Last winter, artist Andy Herod received an email from a stranger. The message was brief. The woman, identified only as Evelyn, wanted to know if Herod had painted a picture of her. He had, and for two weeks the piece had hung in his Cotton Mills studio. “I was kind of nervous,” Herod recalls. “I didn’t want her to think I was a creepy stalker.”
In his latest collection, Sorry I Made It Weird: Portraits of People You May Know, all of the artist’s subjects come courtesy of Facebook. Specifically, from the profile pictures of people the social media platform thinks Herod might know. The series will be on display at PUSH Gallery through Oct. 4, with an opening reception held Friday, Aug. 19, at 6 p.m.
Known primarily for his prints of animals (and his role as the frontman for indie-rock band Electric Owls), Herod says the inspiration for his latest series didn’t initially stem from Facebook, but rather from a desire to shake things up. “I wanted to do human subjects just to see if I could,” he says. While in pursuit of this new challenge, a stranger’s face showed up on Herod’s homepage. “It was a really beautiful photo and I was like, ‘I want to paint her.’”
Herod replied to Evelyn’s email, acknowledging that he had, indeed, painted a picture of her. He then sent her a photo of the work. Evelyn’s response was somewhat ambivalent. “She was like, ‘I guess I’m really flattered,'” Herod says.
It’s this ambivalence and potential uncertainty that both fascinates and fuels Herod’s latest work. While he doesn’t have a thesis for the project’s overall intent, he’s interested in the questions it raises about privacy, oversharing, ownership and the unknown doors we willfully — albeit at times unintentionally — open when we create these online versions of ourselves. “It occurred to me,” he says, “that it would be cool to fill a whole room full of strangers and just see what happened. That’s basically how I arrived at this show.”
The criteria for Herod’s project were simple. Facebook had to suggest the individuals to him through its “People You May Know” function. He could not seek subjects out online. The artist could, however, use discretion. “If I just took the first 20 that [Facebook] showed me, the pictures wouldn’t be that interesting, and it would probably be all white people,” he says. The faces also had to belong to locals to whom Herod had no actual ties.

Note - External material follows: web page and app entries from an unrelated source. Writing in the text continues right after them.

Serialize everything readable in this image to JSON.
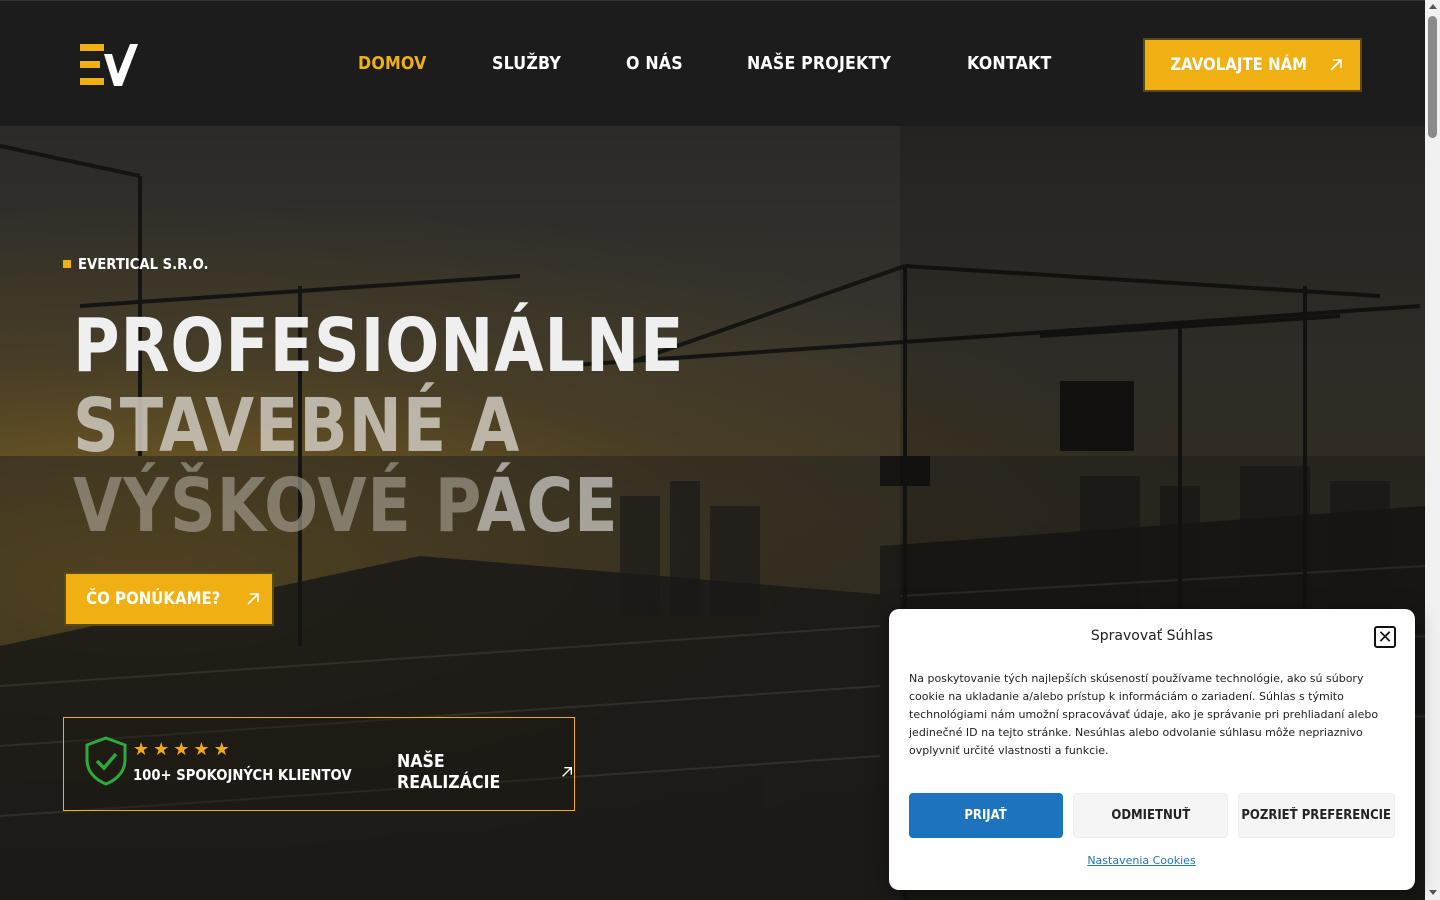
{
  "header": {
    "nav": [
      {
        "label": "DOMOV",
        "active": true
      },
      {
        "label": "SLUŽBY",
        "active": false
      },
      {
        "label": "O NÁS",
        "active": false
      },
      {
        "label": "NAŠE PROJEKTY",
        "active": false
      },
      {
        "label": "KONTAKT",
        "active": false
      }
    ],
    "call_button": "ZAVOLAJTE NÁM"
  },
  "hero": {
    "eyebrow": "EVERTICAL S.R.O.",
    "headline_line1": "PROFESIONÁLNE",
    "headline_line2": "STAVEBNÉ A",
    "headline_line3_faded": "VÝŠKOVÉ P",
    "headline_line3_bright": "ÁCE",
    "cta": "ČO PONÚKAME?",
    "trust": {
      "rating": 5,
      "clients": "100+ SPOKOJNÝCH KLIENTOV",
      "link": "NAŠE REALIZÁCIE"
    }
  },
  "cookie": {
    "title": "Spravovať Súhlas",
    "text": "Na poskytovanie tých najlepších skúseností používame technológie, ako sú súbory cookie na ukladanie a/alebo prístup k informáciám o zariadení. Súhlas s týmito technológiami nám umožní spracovávať údaje, ako je správanie pri prehliadaní alebo jedinečné ID na tejto stránke. Nesúhlas alebo odvolanie súhlasu môže nepriaznivo ovplyvniť určité vlastnosti a funkcie.",
    "accept": "PRIJAŤ",
    "deny": "ODMIETNUŤ",
    "preferences": "POZRIEŤ PREFERENCIE",
    "settings_link": "Nastavenia Cookies"
  },
  "colors": {
    "accent": "#f0b014",
    "header_bg": "#1c1c1c",
    "cookie_primary": "#1e73be",
    "shield": "#2eaa3c"
  }
}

There were some challenges. In one instance, a photographer who took the photo of one of Herod’s subjects objected to the artist’s use of the image. Herod acquiesced. Another time, at an art event, Herod recognized one of his subjects in the crowd. “We ended up next to each other,” he says. “I didn’t want to talk to her, but she was really nice and kept trying to engage me.” Herod was intent on keeping the subject a stranger until the piece was finished, “But I didn’t want to be mean,” he says. “So finally I talked to her.” He didn’t mention the project, however.
As for Evelyn, Herod ran into her, as well. “We talked a little more in depth about it,” he says. “She said, ‘I’ve got to be honest, I kind of wish that you had asked me.’ And I get that, but part of what I really liked about it was that I didn’t ask. I don’t know why, to me, that was the interesting part. … But do I have to ask someone [permission] when their picture literally shows up on my computer screen every day?”
Herod adds that, despite the show’s title, his aim isn’t to make things weird. “My intentions are good,” he says. “If someone [I painted] really hates it, I’m happy to take it down or destroy it or whatever, but I’m interested in having a dialogue before I do.”
WHAT: Opening reception for Sorry I Made It Weird: Portraits of People You May Know
WHERE: PUSH Gallery, 25 Patton Ave., pushtoyproject.com
WHEN: Friday, Aug. 19, 6-9 p.m. Free